• _Exercise_
Every line that holds the word "this" needs to be copied from the data below.

• _Provided records_
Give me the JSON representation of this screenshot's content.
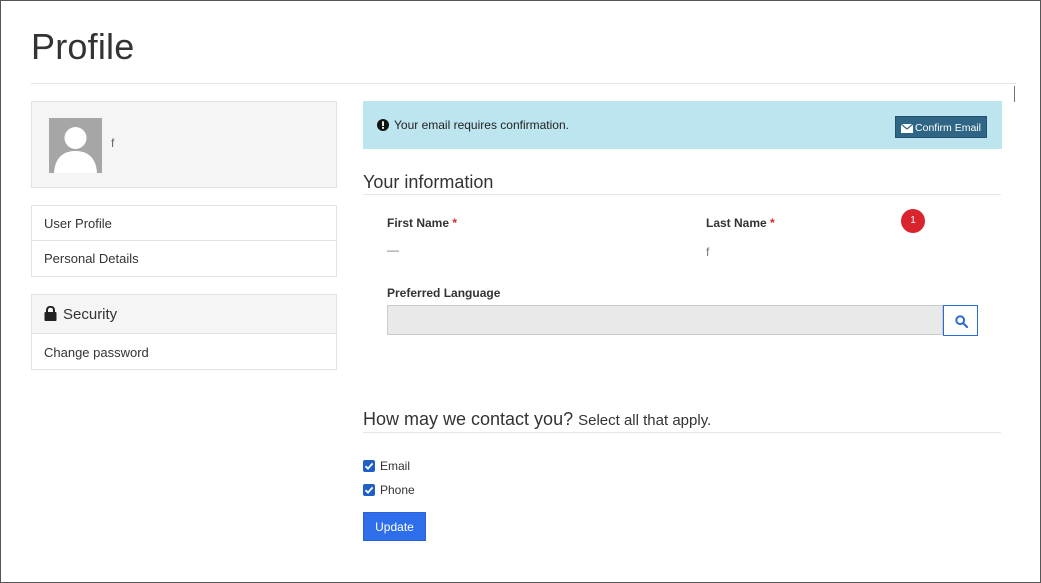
{
  "page": {
    "title": "Profile"
  },
  "sidebar": {
    "profile_name": "f",
    "nav_items": [
      {
        "label": "User Profile"
      },
      {
        "label": "Personal Details"
      }
    ],
    "security": {
      "header": "Security",
      "change_password": "Change password"
    }
  },
  "alert": {
    "message": "Your email requires confirmation.",
    "confirm_button": "Confirm Email",
    "background": "#bde5f0"
  },
  "your_information": {
    "heading": "Your information",
    "first_name": {
      "label": "First Name",
      "required_mark": "*",
      "value": "—"
    },
    "last_name": {
      "label": "Last Name",
      "required_mark": "*",
      "value": "f"
    },
    "badge_count": "1",
    "preferred_language": {
      "label": "Preferred Language",
      "value": ""
    }
  },
  "contact": {
    "heading": "How may we contact you?",
    "subheading": "Select all that apply.",
    "options": [
      {
        "label": "Email",
        "checked": true
      },
      {
        "label": "Phone",
        "checked": true
      }
    ]
  },
  "update_button": "Update",
  "colors": {
    "primary": "#2f6eea",
    "danger_badge": "#d9232d",
    "required": "#d9282f"
  },
  "icons": [
    "lock-icon",
    "exclamation-circle-icon",
    "envelope-icon",
    "search-icon",
    "checkmark-icon",
    "avatar-placeholder-icon"
  ]
}
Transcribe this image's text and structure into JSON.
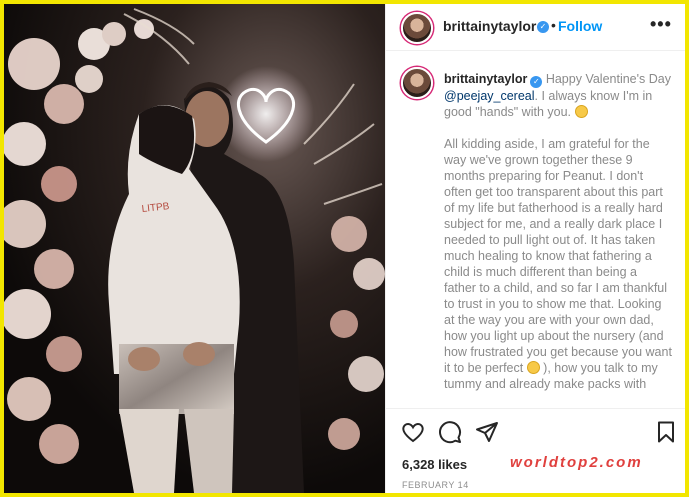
{
  "post": {
    "author": {
      "username": "brittainytaylor",
      "verified": true,
      "follow_label": "Follow",
      "separator": "•",
      "more_label": "•••"
    },
    "caption": {
      "username": "brittainytaylor",
      "text_before_mention": " Happy Valentine's Day ",
      "mention": "@peejay_cereal",
      "text_after_mention": ". I always know I'm in good \"hands\" with you. ",
      "paragraph_2_part_1": "All kidding aside, I am grateful for the way we've grown together these 9 months preparing for Peanut. I don't often get too transparent about this part of my life but fatherhood is a really hard subject for me, and a really dark place I needed to pull light out of. It has taken much healing to know that fathering a child is much different than being a father to a child, and so far I am thankful to trust in you to show me that. Looking at the way you are with your own dad, how you light up about the nursery (and how frustrated you get because you want it to be perfect ",
      "paragraph_2_part_2": " ), how you talk to my tummy and already make packs with"
    },
    "likes": "6,328 likes",
    "date": "FEBRUARY 14",
    "watermark": "worldtop2.com"
  },
  "icons": {
    "like": "heart-icon",
    "comment": "comment-icon",
    "share": "paper-plane-icon",
    "save": "bookmark-icon",
    "verified": "verified-badge-icon",
    "smile": "smiley-emoji",
    "grin": "grinning-emoji"
  },
  "colors": {
    "frame": "#f2e600",
    "follow": "#0095f6",
    "verified": "#3897f0",
    "mention": "#00376b",
    "watermark": "#e0403e"
  }
}
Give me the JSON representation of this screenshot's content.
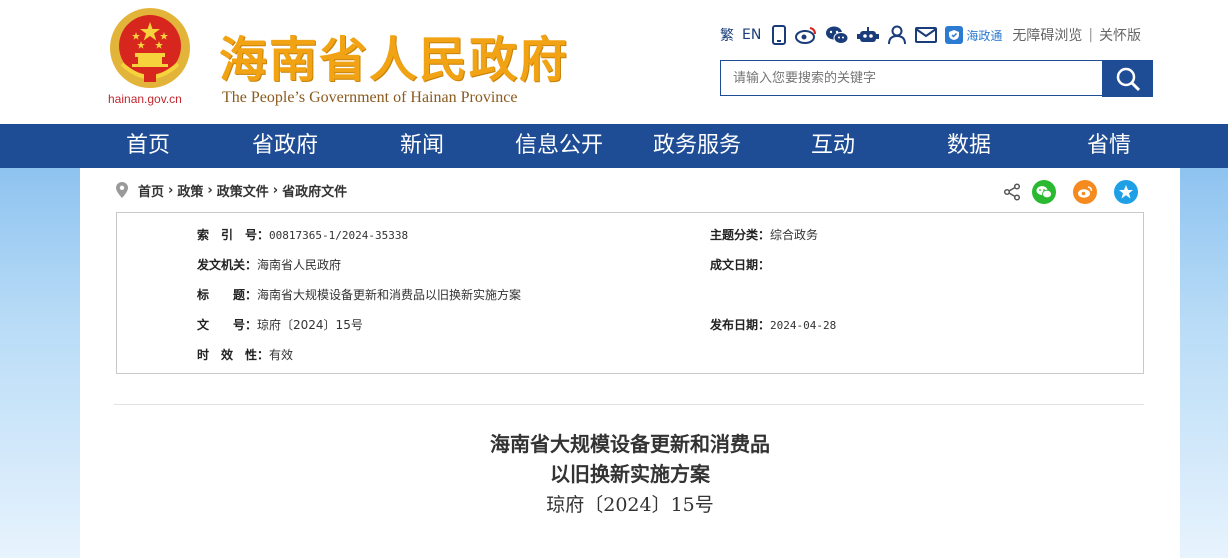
{
  "header": {
    "domain": "hainan.gov.cn",
    "title": "海南省人民政府",
    "subtitle": "The People’s Government  of Hainan Province",
    "tools": {
      "traditional": "繁",
      "english": "EN",
      "haizhengtong": "海政通",
      "accessibility": "无障碍浏览",
      "separator": "|",
      "elderly": "关怀版"
    },
    "search": {
      "placeholder": "请输入您要搜索的关键字"
    }
  },
  "nav": {
    "items": [
      "首页",
      "省政府",
      "新闻",
      "信息公开",
      "政务服务",
      "互动",
      "数据",
      "省情"
    ]
  },
  "breadcrumb": {
    "items": [
      "首页",
      "政策",
      "政策文件",
      "省政府文件"
    ],
    "arrow": "›"
  },
  "info": {
    "index_label": "索　引　号：",
    "index_value": "00817365-1/2024-35338",
    "theme_label": "主题分类：",
    "theme_value": "综合政务",
    "issuer_label": "发文机关：",
    "issuer_value": "海南省人民政府",
    "written_date_label": "成文日期：",
    "written_date_value": "",
    "title_label": "标　　题：",
    "title_value": "海南省大规模设备更新和消费品以旧换新实施方案",
    "doc_no_label": "文　　号：",
    "doc_no_value": "琼府〔2024〕15号",
    "publish_date_label": "发布日期：",
    "publish_date_value": "2024-04-28",
    "validity_label": "时　效　性：",
    "validity_value": "有效"
  },
  "document": {
    "title_line1": "海南省大规模设备更新和消费品",
    "title_line2": "以旧换新实施方案",
    "number": "琼府〔2024〕15号"
  },
  "colors": {
    "nav_bg": "#1f4d95",
    "title_gold": "#f1a314",
    "wechat": "#2ab930",
    "weibo": "#f58a1e",
    "qzone": "#1e9fe6"
  }
}
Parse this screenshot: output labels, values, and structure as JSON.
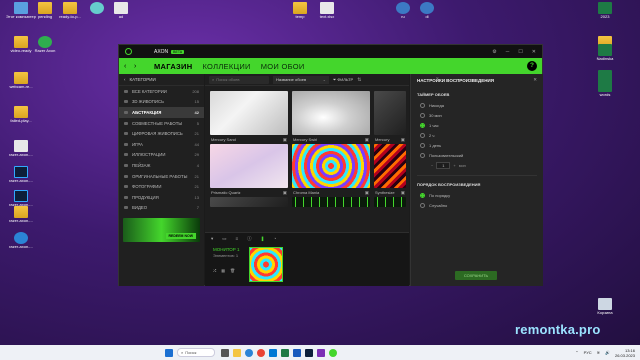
{
  "desktop": {
    "icons_left": [
      {
        "label": "Этот компьютер",
        "kind": "pc"
      },
      {
        "label": "pending",
        "kind": "folder"
      },
      {
        "label": "ready-to-p...",
        "kind": "folder"
      },
      {
        "label": "",
        "kind": "user"
      },
      {
        "label": "ad",
        "kind": "file"
      },
      {
        "label": "video-ready",
        "kind": "folder"
      },
      {
        "label": "Razer Axon",
        "kind": "green"
      },
      {
        "label": "webcam-re...",
        "kind": "folder"
      },
      {
        "label": "failed-play...",
        "kind": "folder"
      },
      {
        "label": "razer-axon-...",
        "kind": "file"
      },
      {
        "label": "razer-axon-...",
        "kind": "ps"
      },
      {
        "label": "razer-axon-...",
        "kind": "ps"
      },
      {
        "label": "razer-axon-...",
        "kind": "folder"
      },
      {
        "label": "razer-axon-...",
        "kind": "edge"
      }
    ],
    "icons_right": [
      {
        "label": "temp",
        "kind": "folder"
      },
      {
        "label": "text.xlsx",
        "kind": "file"
      },
      {
        "label": "ru",
        "kind": "disk"
      },
      {
        "label": "dl",
        "kind": "disk"
      },
      {
        "label": "2023",
        "kind": "xl"
      },
      {
        "label": "",
        "kind": "folder"
      },
      {
        "label": "Nadinska",
        "kind": "xl"
      },
      {
        "label": "",
        "kind": "xl"
      },
      {
        "label": "words",
        "kind": "xl"
      },
      {
        "label": "Корзина",
        "kind": "bin"
      }
    ]
  },
  "app": {
    "title": "AXON",
    "badge": "BETA",
    "nav": {
      "back": "‹",
      "forward": "›",
      "tabs": [
        "МАГАЗИН",
        "КОЛЛЕКЦИИ",
        "МОИ ОБОИ"
      ],
      "help": "?"
    },
    "sidebar": {
      "header": "КАТЕГОРИИ",
      "items": [
        {
          "label": "ВСЕ КАТЕГОРИИ",
          "count": "208"
        },
        {
          "label": "3D ЖИВОПИСЬ",
          "count": "15"
        },
        {
          "label": "АБСТРАКЦИЯ",
          "count": "42"
        },
        {
          "label": "СОВМЕСТНЫЕ РАБОТЫ",
          "count": "5"
        },
        {
          "label": "ЦИФРОВАЯ ЖИВОПИСЬ",
          "count": "21"
        },
        {
          "label": "ИГРА",
          "count": "44"
        },
        {
          "label": "ИЛЛЮСТРАЦИИ",
          "count": "29"
        },
        {
          "label": "ПЕЙЗАЖ",
          "count": "4"
        },
        {
          "label": "ОРИГИНАЛЬНЫЕ РАБОТЫ",
          "count": "21"
        },
        {
          "label": "ФОТОГРАФИИ",
          "count": "21"
        },
        {
          "label": "ПРОДУКЦИЯ",
          "count": "13"
        },
        {
          "label": "ВИДЕО",
          "count": "7"
        }
      ],
      "promo_button": "REDEEM NOW"
    },
    "toolbar": {
      "search_placeholder": "Поиск обоев",
      "sort": "Название обоев",
      "filter": "ФИЛЬТР"
    },
    "wallpapers": [
      {
        "name": "Mercury Sand",
        "style": "t-sand"
      },
      {
        "name": "Mercury Swirl",
        "style": "t-swirl"
      },
      {
        "name": "Mercury",
        "style": "t-dark"
      },
      {
        "name": "Prismatic Quartz",
        "style": "t-quartz"
      },
      {
        "name": "Chroma Mania",
        "style": "t-mania"
      },
      {
        "name": "Synthesize",
        "style": "t-synth"
      }
    ],
    "player": {
      "monitor": "МОНИТОР 1",
      "elements": "Элементов: 1"
    },
    "settings": {
      "title": "НАСТРОЙКИ ВОСПРОИЗВЕДЕНИЯ",
      "timer_title": "ТАЙМЕР ОБОЕВ",
      "timer_options": [
        "Никогда",
        "30 мин",
        "1 час",
        "2 ч",
        "1 день",
        "Пользовательский"
      ],
      "timer_selected": 2,
      "custom_value": "1",
      "custom_unit": "мин",
      "order_title": "ПОРЯДОК ВОСПРОИЗВЕДЕНИЯ",
      "order_options": [
        "По порядку",
        "Случайно"
      ],
      "order_selected": 0,
      "save": "СОХРАНИТЬ"
    }
  },
  "watermark": "remontka.pro",
  "taskbar": {
    "search": "Поиск",
    "lang": "РУС",
    "time": "13:16",
    "date": "26.03.2023"
  },
  "colors": {
    "accent": "#44d62c",
    "panel": "#1b1b1b"
  }
}
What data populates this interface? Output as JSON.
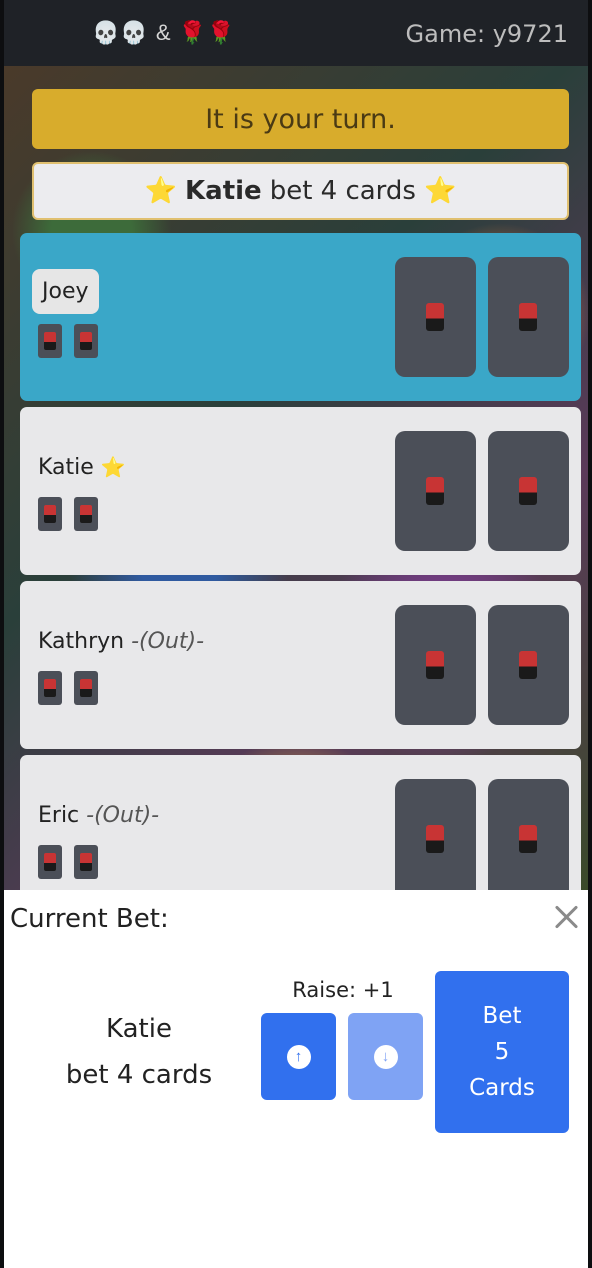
{
  "header": {
    "brand": "💀💀 & 🌹🌹",
    "game_code": "Game: y9721"
  },
  "status": {
    "turn_message": "It is your turn.",
    "bet_leader": "Katie",
    "bet_text": "bet 4 cards",
    "star_icon": "⭐"
  },
  "players": [
    {
      "name": "Joey",
      "status": "",
      "active": true
    },
    {
      "name": "Katie",
      "status": "",
      "starred": true
    },
    {
      "name": "Kathryn",
      "status": "-(Out)-"
    },
    {
      "name": "Eric",
      "status": "-(Out)-"
    }
  ],
  "panel": {
    "title": "Current Bet:",
    "current_bidder": "Katie",
    "current_bet": "bet 4 cards",
    "raise_label": "Raise: +1",
    "up_icon": "↑",
    "down_icon": "↓",
    "bet_button": [
      "Bet",
      "5",
      "Cards"
    ]
  },
  "colors": {
    "accent": "#3170ee",
    "turn_banner": "#d8ac2c",
    "active_player": "#3aa7c8"
  }
}
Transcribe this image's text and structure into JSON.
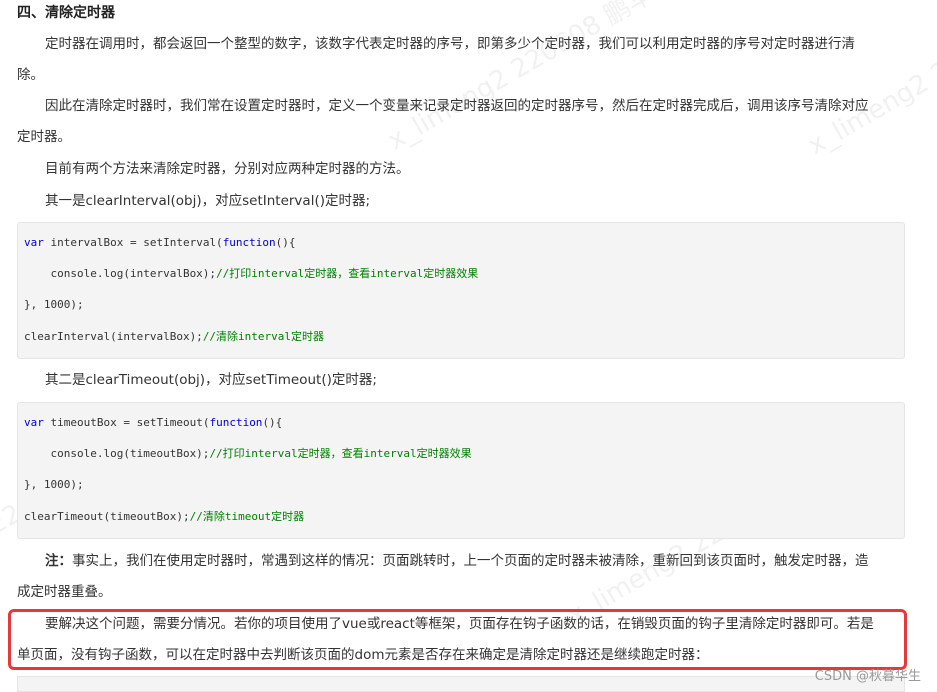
{
  "article": {
    "heading": "四、清除定时器",
    "paragraphs": {
      "p1": "定时器在调用时，都会返回一个整型的数字，该数字代表定时器的序号，即第多少个定时器，我们可以利用定时器的序号对定时器进行清",
      "p1_cont": "除。",
      "p2": "因此在清除定时器时，我们常在设置定时器时，定义一个变量来记录定时器返回的定时器序号，然后在定时器完成后，调用该序号清除对应",
      "p2_cont": "定时器。",
      "p3": "目前有两个方法来清除定时器，分别对应两种定时器的方法。",
      "p4": "其一是clearInterval(obj)，对应setInterval()定时器;",
      "p5": "其二是clearTimeout(obj)，对应setTimeout()定时器;",
      "note_label": "注：",
      "note_text": "事实上，我们在使用定时器时，常遇到这样的情况：页面跳转时，上一个页面的定时器未被清除，重新回到该页面时，触发定时器，造",
      "note_cont": "成定时器重叠。",
      "solution": "要解决这个问题，需要分情况。若你的项目使用了vue或react等框架，页面存在钩子函数的话，在销毁页面的钩子里清除定时器即可。若是",
      "solution_cont": "单页面，没有钩子函数，可以在定时器中去判断该页面的dom元素是否存在来确定是清除定时器还是继续跑定时器："
    },
    "code1": {
      "line1_kw": "var",
      "line1_rest": " intervalBox = setInterval(",
      "line1_kw2": "function",
      "line1_end": "(){",
      "line2_code": "    console.log(intervalBox);",
      "line2_comment": "//打印interval定时器，查看interval定时器效果",
      "line3": "}, 1000);",
      "line4_code": "clearInterval(intervalBox);",
      "line4_comment": "//清除interval定时器"
    },
    "code2": {
      "line1_kw": "var",
      "line1_rest": " timeoutBox = setTimeout(",
      "line1_kw2": "function",
      "line1_end": "(){",
      "line2_code": "    console.log(timeoutBox);",
      "line2_comment": "//打印interval定时器，查看interval定时器效果",
      "line3": "}, 1000);",
      "line4_code": "clearTimeout(timeoutBox);",
      "line4_comment": "//清除timeout定时器"
    }
  },
  "watermark": {
    "text1": "x_limeng2 220608 鹏华",
    "text2": "x_limeng2 220608 鹏华",
    "text3": "220608 鹏华",
    "text4": "x_limeng2 220608 鹏华"
  },
  "footer": {
    "csdn_credit": "CSDN @秋暮华生"
  },
  "colors": {
    "highlight_border": "#e4393c",
    "keyword": "#0000cc",
    "comment": "#008000",
    "code_bg": "#f4f4f4"
  }
}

• _Response_
Give me the JSON representation of this screenshot's content.
Transcribe this image's text and structure into JSON.
      "paragraph_2_part_1": "All kidding aside, I am grateful for the way we've grown together these 9 months preparing for Peanut. I don't often get too transparent about this part of my life but fatherhood is a really hard subject for me, and a really dark place I needed to pull light out of. It has taken much healing to know that fathering a child is much different than being a father to a child, and so far I am thankful to trust in you to show me that. Looking at the way you are with your own dad, how you light up about the nursery (and how frustrated you get because you want it to be perfect ",
Give me the JSON representation of this screenshot's content.
Parse this screenshot: output labels, values, and structure as JSON.
What data populates this interface? Output as JSON.
Transcribe this image's text and structure into JSON.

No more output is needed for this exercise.